Task statement:
From the entries, return every line where the string "Upload" shows up.

(Data records for software interfaces)

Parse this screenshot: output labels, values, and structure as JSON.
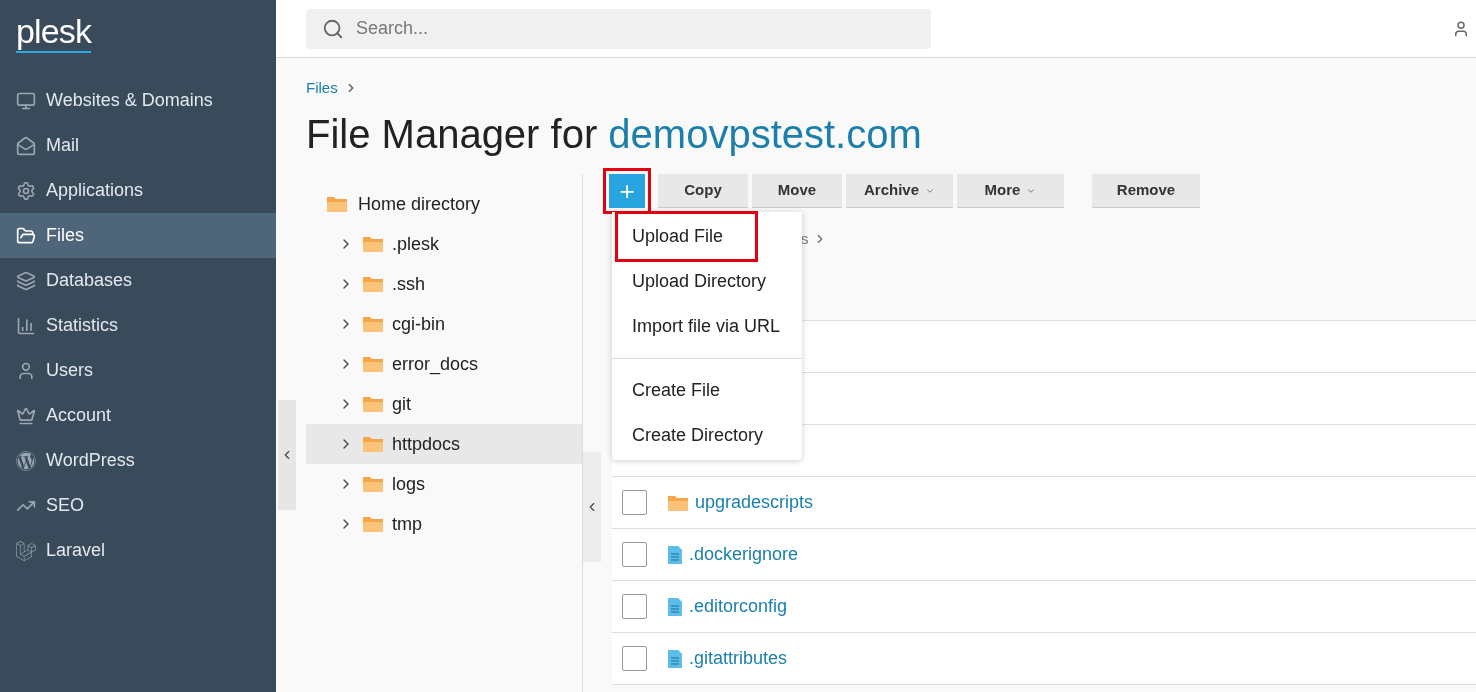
{
  "sidebar": {
    "logo": "plesk",
    "items": [
      {
        "label": "Websites & Domains",
        "selected": false
      },
      {
        "label": "Mail",
        "selected": false
      },
      {
        "label": "Applications",
        "selected": false
      },
      {
        "label": "Files",
        "selected": true
      },
      {
        "label": "Databases",
        "selected": false
      },
      {
        "label": "Statistics",
        "selected": false
      },
      {
        "label": "Users",
        "selected": false
      },
      {
        "label": "Account",
        "selected": false
      },
      {
        "label": "WordPress",
        "selected": false
      },
      {
        "label": "SEO",
        "selected": false
      },
      {
        "label": "Laravel",
        "selected": false
      }
    ]
  },
  "header": {
    "search": {
      "placeholder": "Search..."
    }
  },
  "breadcrumb": [
    "Files"
  ],
  "title": {
    "text": "File Manager for ",
    "domain": "demovpstest.com"
  },
  "tree": {
    "label": "Home directory",
    "children": [
      {
        "label": ".plesk",
        "expanded": false,
        "selected": false
      },
      {
        "label": ".ssh",
        "expanded": false,
        "selected": false
      },
      {
        "label": "cgi-bin",
        "expanded": false,
        "selected": false
      },
      {
        "label": "error_docs",
        "expanded": false,
        "selected": false
      },
      {
        "label": "git",
        "expanded": false,
        "selected": false
      },
      {
        "label": "httpdocs",
        "expanded": false,
        "selected": true
      },
      {
        "label": "logs",
        "expanded": false,
        "selected": false
      },
      {
        "label": "tmp",
        "expanded": false,
        "selected": false
      }
    ]
  },
  "toolbar": {
    "add_button": {
      "label": "+",
      "highlighted": true
    },
    "buttons": [
      {
        "label": "Copy",
        "dropdown": false
      },
      {
        "label": "Move",
        "dropdown": false
      },
      {
        "label": "Archive",
        "dropdown": true
      },
      {
        "label": "More",
        "dropdown": true
      },
      {
        "label": "Remove",
        "dropdown": false
      }
    ]
  },
  "path_fragment": "s",
  "add_menu": {
    "groups": [
      [
        {
          "label": "Upload File",
          "highlighted": true
        },
        {
          "label": "Upload Directory",
          "highlighted": false
        },
        {
          "label": "Import file via URL",
          "highlighted": false
        }
      ],
      [
        {
          "label": "Create File",
          "highlighted": false
        },
        {
          "label": "Create Directory",
          "highlighted": false
        }
      ]
    ]
  },
  "files": [
    {
      "name": "upgradescripts",
      "kind": "folder",
      "checked": false
    },
    {
      "name": ".dockerignore",
      "kind": "file",
      "checked": false
    },
    {
      "name": ".editorconfig",
      "kind": "file",
      "checked": false
    },
    {
      "name": ".gitattributes",
      "kind": "file",
      "checked": false
    }
  ]
}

Reply to the task:
          "label": "Upload File",
          "label": "Upload Directory",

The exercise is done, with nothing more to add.